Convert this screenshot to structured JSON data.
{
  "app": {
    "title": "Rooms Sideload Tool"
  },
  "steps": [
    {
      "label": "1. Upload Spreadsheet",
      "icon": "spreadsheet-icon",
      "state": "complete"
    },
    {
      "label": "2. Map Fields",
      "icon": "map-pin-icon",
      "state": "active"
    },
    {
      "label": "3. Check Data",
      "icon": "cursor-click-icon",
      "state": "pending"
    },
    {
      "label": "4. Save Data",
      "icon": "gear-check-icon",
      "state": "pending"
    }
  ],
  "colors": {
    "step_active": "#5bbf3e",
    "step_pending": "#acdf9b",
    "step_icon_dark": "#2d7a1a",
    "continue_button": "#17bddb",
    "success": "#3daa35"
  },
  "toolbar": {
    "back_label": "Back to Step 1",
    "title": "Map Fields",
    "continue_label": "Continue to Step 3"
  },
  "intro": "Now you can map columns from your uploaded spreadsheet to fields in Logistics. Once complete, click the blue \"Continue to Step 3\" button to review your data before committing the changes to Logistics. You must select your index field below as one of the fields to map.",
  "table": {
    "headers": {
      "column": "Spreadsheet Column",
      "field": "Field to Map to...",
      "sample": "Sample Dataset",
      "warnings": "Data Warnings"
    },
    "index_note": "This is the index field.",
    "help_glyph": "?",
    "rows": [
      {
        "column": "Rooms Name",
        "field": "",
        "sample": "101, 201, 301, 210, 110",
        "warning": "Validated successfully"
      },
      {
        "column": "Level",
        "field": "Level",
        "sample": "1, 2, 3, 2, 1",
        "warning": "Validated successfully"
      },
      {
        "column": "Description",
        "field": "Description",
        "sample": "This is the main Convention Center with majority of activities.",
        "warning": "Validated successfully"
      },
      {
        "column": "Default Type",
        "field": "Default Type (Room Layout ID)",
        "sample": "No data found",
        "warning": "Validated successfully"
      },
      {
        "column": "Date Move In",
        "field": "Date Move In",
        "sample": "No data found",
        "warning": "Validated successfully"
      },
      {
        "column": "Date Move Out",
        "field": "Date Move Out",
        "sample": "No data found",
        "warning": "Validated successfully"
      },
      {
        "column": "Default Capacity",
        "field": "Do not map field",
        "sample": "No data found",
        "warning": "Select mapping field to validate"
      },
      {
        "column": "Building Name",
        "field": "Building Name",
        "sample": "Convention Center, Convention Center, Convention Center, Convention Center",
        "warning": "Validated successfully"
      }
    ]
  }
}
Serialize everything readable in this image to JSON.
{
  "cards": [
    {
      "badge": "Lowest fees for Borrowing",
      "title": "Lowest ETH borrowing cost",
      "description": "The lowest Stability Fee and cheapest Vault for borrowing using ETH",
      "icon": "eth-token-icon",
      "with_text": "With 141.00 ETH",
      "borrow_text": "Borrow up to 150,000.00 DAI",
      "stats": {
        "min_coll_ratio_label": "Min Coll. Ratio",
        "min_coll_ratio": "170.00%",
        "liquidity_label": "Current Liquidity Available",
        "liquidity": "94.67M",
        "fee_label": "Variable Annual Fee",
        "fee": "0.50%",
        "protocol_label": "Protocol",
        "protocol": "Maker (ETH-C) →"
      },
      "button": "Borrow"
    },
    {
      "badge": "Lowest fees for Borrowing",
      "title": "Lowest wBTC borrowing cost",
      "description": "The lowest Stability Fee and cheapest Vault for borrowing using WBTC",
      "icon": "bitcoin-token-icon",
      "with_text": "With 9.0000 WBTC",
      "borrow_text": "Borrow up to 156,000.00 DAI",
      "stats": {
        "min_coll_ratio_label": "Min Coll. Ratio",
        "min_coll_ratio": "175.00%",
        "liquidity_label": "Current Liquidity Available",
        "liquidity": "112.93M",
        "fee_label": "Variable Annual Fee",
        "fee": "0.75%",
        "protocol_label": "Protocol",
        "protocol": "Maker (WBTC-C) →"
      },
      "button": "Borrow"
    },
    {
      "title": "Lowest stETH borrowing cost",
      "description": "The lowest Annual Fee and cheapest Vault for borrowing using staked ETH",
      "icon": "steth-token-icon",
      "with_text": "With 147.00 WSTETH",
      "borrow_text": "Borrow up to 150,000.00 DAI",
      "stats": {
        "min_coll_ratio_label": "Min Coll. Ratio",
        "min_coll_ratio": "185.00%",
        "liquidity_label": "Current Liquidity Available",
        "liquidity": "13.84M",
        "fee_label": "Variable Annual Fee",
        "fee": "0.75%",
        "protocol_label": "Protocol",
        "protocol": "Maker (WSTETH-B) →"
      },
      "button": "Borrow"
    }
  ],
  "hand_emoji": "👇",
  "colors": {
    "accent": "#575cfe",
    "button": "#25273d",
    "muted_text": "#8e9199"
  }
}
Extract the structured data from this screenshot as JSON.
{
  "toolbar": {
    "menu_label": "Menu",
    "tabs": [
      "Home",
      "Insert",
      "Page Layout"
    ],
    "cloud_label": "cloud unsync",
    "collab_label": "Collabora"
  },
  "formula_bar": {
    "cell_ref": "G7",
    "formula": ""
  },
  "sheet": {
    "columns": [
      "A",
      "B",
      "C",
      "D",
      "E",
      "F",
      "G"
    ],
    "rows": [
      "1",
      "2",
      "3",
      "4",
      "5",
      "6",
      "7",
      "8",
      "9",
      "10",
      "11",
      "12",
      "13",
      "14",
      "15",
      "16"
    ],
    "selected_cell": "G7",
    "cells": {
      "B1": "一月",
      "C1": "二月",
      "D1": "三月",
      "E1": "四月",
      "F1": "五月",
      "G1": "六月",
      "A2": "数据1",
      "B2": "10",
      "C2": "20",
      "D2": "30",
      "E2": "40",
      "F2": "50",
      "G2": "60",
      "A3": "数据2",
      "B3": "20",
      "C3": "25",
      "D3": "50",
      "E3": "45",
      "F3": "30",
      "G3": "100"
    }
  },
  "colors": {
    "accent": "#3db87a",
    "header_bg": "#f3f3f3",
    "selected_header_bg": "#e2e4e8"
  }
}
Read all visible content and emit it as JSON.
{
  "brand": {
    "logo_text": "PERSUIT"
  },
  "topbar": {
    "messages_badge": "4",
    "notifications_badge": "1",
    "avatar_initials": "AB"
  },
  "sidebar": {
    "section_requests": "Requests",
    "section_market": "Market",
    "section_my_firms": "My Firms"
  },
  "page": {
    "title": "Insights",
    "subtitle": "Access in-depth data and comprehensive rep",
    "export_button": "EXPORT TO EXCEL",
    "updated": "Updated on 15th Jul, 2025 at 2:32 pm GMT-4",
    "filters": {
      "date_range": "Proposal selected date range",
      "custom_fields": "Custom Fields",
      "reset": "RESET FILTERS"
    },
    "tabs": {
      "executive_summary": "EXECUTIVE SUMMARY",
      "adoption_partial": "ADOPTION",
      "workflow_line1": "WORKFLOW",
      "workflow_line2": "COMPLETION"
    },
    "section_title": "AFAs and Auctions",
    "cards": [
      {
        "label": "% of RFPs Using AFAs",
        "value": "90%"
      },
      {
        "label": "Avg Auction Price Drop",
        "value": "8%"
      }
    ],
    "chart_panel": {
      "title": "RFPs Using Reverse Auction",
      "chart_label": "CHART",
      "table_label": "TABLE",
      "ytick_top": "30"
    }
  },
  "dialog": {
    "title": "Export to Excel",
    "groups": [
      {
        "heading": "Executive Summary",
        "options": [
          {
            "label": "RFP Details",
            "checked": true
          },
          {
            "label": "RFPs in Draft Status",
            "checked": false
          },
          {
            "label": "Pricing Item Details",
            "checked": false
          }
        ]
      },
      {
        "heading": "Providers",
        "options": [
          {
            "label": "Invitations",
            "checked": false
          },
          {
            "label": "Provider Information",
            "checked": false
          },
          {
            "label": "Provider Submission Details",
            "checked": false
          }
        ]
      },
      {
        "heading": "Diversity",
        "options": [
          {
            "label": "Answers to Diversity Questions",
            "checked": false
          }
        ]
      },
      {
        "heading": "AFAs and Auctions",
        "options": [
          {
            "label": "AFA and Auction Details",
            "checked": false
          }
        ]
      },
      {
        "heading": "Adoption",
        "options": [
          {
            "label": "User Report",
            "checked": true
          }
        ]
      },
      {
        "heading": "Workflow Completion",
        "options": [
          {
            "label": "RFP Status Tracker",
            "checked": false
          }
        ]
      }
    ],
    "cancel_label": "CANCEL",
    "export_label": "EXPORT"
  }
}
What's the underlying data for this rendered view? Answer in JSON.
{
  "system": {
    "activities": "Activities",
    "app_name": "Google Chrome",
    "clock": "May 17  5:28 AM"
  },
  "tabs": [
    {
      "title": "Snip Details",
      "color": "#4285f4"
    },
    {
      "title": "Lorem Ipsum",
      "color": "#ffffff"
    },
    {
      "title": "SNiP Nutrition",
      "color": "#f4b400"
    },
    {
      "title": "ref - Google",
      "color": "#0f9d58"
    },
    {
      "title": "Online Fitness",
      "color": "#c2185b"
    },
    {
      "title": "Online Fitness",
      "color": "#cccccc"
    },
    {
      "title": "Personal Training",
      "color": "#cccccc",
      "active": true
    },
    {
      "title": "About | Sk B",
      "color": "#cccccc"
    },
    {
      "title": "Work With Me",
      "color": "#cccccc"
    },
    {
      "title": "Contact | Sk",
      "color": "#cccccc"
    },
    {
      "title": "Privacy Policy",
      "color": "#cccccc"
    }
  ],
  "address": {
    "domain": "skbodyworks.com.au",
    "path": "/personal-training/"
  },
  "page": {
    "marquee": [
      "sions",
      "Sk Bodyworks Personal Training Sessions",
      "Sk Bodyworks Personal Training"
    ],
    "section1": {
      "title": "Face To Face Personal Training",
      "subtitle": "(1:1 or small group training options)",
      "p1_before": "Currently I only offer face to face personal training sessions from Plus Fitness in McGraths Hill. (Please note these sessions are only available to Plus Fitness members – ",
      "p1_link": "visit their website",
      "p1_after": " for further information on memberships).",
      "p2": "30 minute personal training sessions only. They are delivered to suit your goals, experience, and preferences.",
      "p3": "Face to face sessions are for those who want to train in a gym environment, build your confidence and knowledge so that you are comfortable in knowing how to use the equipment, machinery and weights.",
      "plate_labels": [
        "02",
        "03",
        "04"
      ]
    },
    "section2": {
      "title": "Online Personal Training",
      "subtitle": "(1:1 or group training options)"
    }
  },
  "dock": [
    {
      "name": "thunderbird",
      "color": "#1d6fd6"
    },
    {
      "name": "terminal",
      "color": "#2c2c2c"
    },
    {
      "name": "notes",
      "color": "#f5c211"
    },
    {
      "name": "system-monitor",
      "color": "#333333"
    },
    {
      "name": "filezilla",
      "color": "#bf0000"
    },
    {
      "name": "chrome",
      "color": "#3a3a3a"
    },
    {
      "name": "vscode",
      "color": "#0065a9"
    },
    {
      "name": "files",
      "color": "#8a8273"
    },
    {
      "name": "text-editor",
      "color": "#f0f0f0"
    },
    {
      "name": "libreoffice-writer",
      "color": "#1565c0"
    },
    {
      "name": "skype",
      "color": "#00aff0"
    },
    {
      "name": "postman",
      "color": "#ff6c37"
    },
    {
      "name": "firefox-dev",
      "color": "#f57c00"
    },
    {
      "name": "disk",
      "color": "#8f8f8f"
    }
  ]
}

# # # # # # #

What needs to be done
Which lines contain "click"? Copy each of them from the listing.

Response
      "icon": "cursor-click-icon",
  "intro": "Now you can map columns from your uploaded spreadsheet to fields in Logistics. Once complete, click the blue \"Continue to Step 3\" button to review your data before committing the changes to Logistics. You must select your index field below as one of the fields to map.",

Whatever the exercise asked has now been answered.